Here is a litmus test for you, the Thunder faithful. If you didn't know who had won the game and I told you that Nate Robinson made an appearance, what would you think?
Yes, there Nate-dog was, bouncing around on the court with under two minutes to go, and if you're an optimist like I am (not), you would have presumed correctly that the Thunder had the game in hand. In what will go down as a game that was both dominant and uneven, the Thunder once again did a great job controlling the pace and complexion of the game in handing the Nuggets their second loss of the week. If there is such a thing as momentum against a specific team, I think the Thunder have it.
The outstanding question on my and I'm sure on other peoples minds is, were the Nuggets holding back, or did the Thunder just take the fight out of them?
It is well known now that there are still different match-ups in the air that both the Thunder and the Nuggets can play their way into, depending on who wins and who loses the rest of the season. People have speculated that the Nuggets would be much better off playing the Mavericks rather than the Thunder in the first round, due to how OKC has played. To do so, the Nuggets would have to either fall to the six seed or the Mavericks would have to fall to the four seed. So at least for a week, I'm sure there will be people who question what kind of effort the Nuggets put forth, especially if that seeding does take place.
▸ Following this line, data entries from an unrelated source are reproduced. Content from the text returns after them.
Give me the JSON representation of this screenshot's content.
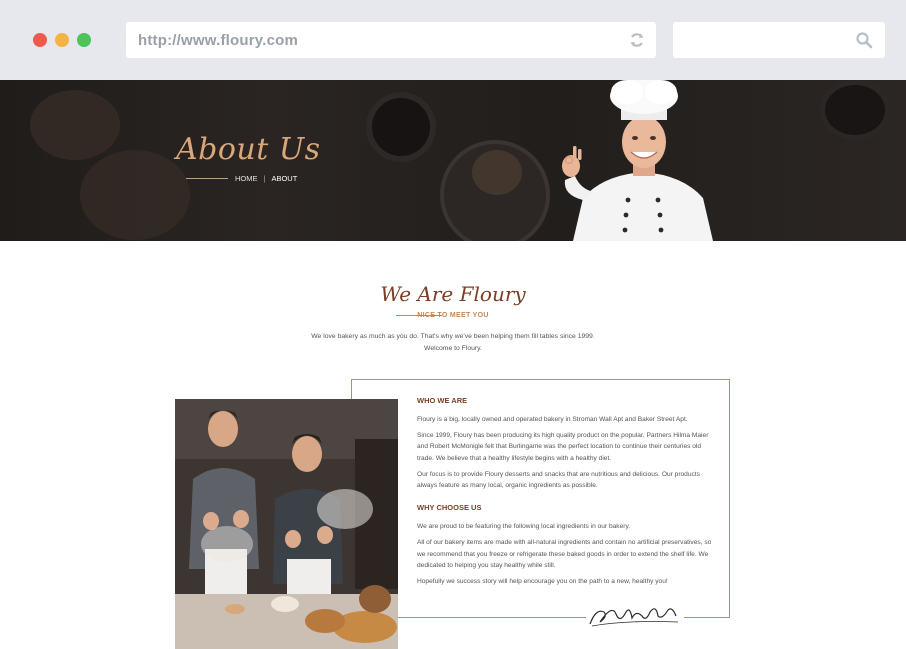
{
  "browser": {
    "url": "http://www.floury.com",
    "search_placeholder": ""
  },
  "hero": {
    "title": "About Us",
    "breadcrumb": {
      "home": "HOME",
      "separator": "|",
      "current": "ABOUT"
    }
  },
  "intro": {
    "title": "We Are Floury",
    "subtitle": "NICE TO MEET YOU",
    "text_line1": "We love bakery as much as you do. That's why we've been helping them fill tables since 1999.",
    "text_line2": "Welcome to Floury."
  },
  "who": {
    "heading": "WHO WE ARE",
    "p1": "Floury is a big, locally owned and operated bakery in Stroman Wall Apt and Baker Street Apt.",
    "p2": "Since 1999, Floury has been producing its high quality product on the popular. Partners Hilma Maier and Robert McMonigle felt that Burlingame was the perfect location to continue their centuries old trade. We believe that a healthy lifestyle begins with a healthy diet.",
    "p3": "Our focus is to provide Floury desserts and snacks that are nutritious and delicious. Our products always feature as many local, organic ingredients as possible."
  },
  "why": {
    "heading": "WHY CHOOSE US",
    "p1": "We are proud to be featuring the following local ingredients in our bakery.",
    "p2": "All of our bakery items are made with all-natural ingredients and contain no artificial preservatives, so we recommend that you freeze or refrigerate these baked goods in order to extend the shelf life. We dedicated to helping you stay healthy while still.",
    "p3": "Hopefully we success story will help encourage you on the path to a new, healthy you!"
  },
  "colors": {
    "accent": "#c8875a",
    "brown": "#7b3f26",
    "chrome": "#e6e8ee"
  },
  "icons": {
    "reload": "reload-icon",
    "search": "search-icon"
  }
}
I think however that last night was more about how the Nuggets have been playing hard and fast for a solid month, and without a full bench at their disposal, simply did not have the horses to keep up with the Thunder. In a funny way though, it is not because the game is played at such a high pace. Rather, it is because it was played at a physical pace. Once again, the Thunder was able to completely dictate the complexion of the game. They controlled the boards, limited the Nuggets' opportunities to run (only eight fast break points), and limited the Nuggets' aggression to a few small pockets within the game.
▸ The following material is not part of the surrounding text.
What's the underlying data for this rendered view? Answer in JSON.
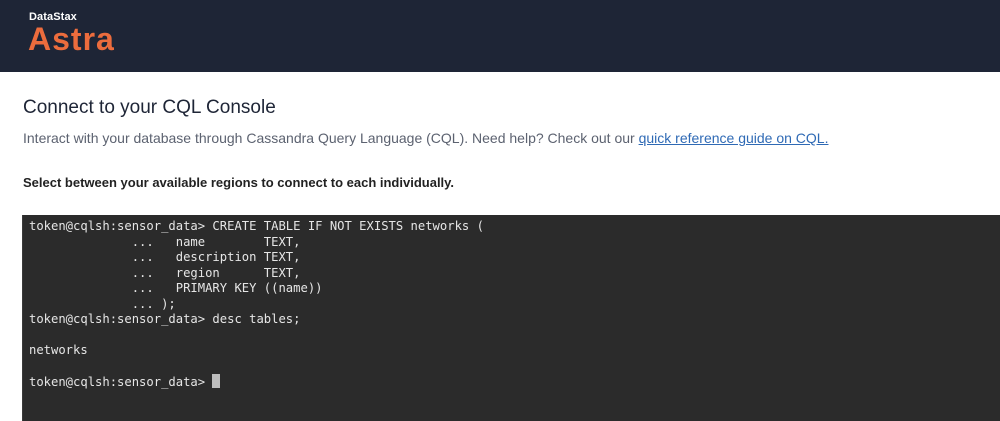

I was surprised at how slowly both teams started out, finishing the 1st quarter tied at 17. I thought for sure that the Nuggets would come out with the same look from Ty Lawson and Raymond Felton, constantly pushing the ball whenever they wanted to. However, Lawson had a much more subdued game (five points, six assists) and the Thunder did a good job keeping him out of the lane. By contrast, Russell Westbrook showed excellent patience early on. One of the things that Westbrook has struggled to learn is the overall tenor and complexion of the game, so has not always asserted himself in the best way at the best time. However, last night was an exception to that struggle. He saw that his team was struggling, so Westbrook went to work and pushed his own game. Despite the rocky overall start by the Thunder, by mid-way through the 2nd quarter Westbrook had the team in good control of the game. At the half, Westbrook had four assists against zero turnovers, which was a ratio everyone should be delighted to see.
If not for a brief let-up during the final two minutes of the 2nd quarter, the Thunder should have been more firmly in control. They saw a 16 point lead quickly fall to six points, in part because once again, the team got a little too 3-point happy and the lead dwindled to six. Leading the charge of futility was Kevin Durant, who finished 0-4 from 3-point range.
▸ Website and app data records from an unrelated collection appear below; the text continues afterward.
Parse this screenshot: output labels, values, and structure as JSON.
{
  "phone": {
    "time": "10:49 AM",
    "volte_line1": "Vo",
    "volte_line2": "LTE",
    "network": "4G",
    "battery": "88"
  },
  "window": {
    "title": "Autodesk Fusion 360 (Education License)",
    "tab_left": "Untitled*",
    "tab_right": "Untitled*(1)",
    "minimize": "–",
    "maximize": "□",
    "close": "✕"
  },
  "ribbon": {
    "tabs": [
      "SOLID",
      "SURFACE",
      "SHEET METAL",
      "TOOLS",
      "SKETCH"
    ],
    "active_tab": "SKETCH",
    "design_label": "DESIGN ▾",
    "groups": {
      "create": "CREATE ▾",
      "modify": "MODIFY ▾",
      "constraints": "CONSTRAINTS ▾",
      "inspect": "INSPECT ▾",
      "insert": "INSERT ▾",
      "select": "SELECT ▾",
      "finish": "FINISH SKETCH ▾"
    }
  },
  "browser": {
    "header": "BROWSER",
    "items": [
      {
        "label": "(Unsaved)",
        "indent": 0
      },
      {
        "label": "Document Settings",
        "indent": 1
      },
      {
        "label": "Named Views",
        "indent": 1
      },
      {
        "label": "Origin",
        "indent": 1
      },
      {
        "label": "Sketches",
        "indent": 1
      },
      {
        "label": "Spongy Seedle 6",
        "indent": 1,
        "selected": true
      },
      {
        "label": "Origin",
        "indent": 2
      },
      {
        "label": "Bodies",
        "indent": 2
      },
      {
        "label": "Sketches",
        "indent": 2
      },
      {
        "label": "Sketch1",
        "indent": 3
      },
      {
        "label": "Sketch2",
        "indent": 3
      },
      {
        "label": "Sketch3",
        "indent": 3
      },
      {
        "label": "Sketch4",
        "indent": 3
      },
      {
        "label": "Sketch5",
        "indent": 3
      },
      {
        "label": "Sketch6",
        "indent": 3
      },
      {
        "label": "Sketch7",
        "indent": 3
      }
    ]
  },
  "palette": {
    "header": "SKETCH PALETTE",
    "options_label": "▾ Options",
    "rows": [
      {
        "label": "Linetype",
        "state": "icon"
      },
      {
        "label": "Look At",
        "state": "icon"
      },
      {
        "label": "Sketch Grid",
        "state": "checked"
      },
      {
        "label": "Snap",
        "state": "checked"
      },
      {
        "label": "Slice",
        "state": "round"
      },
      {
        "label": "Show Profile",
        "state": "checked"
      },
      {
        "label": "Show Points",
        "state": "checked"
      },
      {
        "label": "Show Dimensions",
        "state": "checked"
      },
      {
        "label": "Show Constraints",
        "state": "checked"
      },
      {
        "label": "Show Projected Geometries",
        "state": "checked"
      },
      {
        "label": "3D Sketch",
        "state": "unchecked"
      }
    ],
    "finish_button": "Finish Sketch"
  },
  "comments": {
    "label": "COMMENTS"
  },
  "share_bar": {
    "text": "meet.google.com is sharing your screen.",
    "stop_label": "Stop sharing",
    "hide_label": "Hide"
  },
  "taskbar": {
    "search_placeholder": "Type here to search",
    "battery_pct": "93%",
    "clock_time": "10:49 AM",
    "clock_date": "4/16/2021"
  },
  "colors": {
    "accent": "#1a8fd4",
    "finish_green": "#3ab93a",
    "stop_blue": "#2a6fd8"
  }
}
In the 2nd, the Nuggets' shortcomings with their bench really revealed itself. Their offense was limited to brief spurts where it looked like they were on the verge of something only to see the Thunder correct themselves and push the lead to double-digits. Their best sequences were the results of Nene and Kenyon Martin getting offensive boards and kicking the ball out to open shooters. However, once again the Thunder did an excellent job closing out on the 3-point shots, holding the Nuggets to only 5-13 from 3-point range.
The Thunder generated just enough offense to keep themselves moving along, but again it was the defense that excelled. Nene seemed like he had some good offense going early on, but did not get most of his points until late in the game when it was all but decided. I think that his offensive statistics will be skewed in this way; he finished with 18 and nine rebounds, but most of those points came late. When the Thunder had to shut him down, they did. He is going to continue to have trouble getting points with Kendrick Perkins pushing him all night long, and I'm not sure how the Nuggets will correct this problem.
One final joy for me - once again I enjoyed watching Kevin Durant show some aggressiveness on offense. As noted, he got a bit 3-point happy in the first half, but in the 2nd was much more assertive in taking the ball to the rim. It seems like, every time he is matched up against Danilo Gallinari, Durant took the ball hard to the rim and got layups, dunks, and free throws out of it. I love that kind of recognition.
If the Nuggets are the team that the Thunder will see in two weeks, I think these last two games should give the fans hope. That said, I also am eager to see what adjustments George Karl makes to give them a better chance to score. The Thunder seem to have solved the Nuggets offense, and that, for us, is a great thing to see.
Thunder Wonder: Kevin Durant, 28 Points, 2 Assists, 7 rebounds, 2 steals
Thunder Down Under: Nick Collison, 8 offensive rebounds
Thunder Blunder: Serge Ibaka, 5 points on 1-7 shooting
Thunder Plunderer: Nene, 18 points, 9 rebounds, 1 block
Next Game: at the Los Angeles Lakers, Sunday, April 10th, 8:30 PM Central Daylight Time.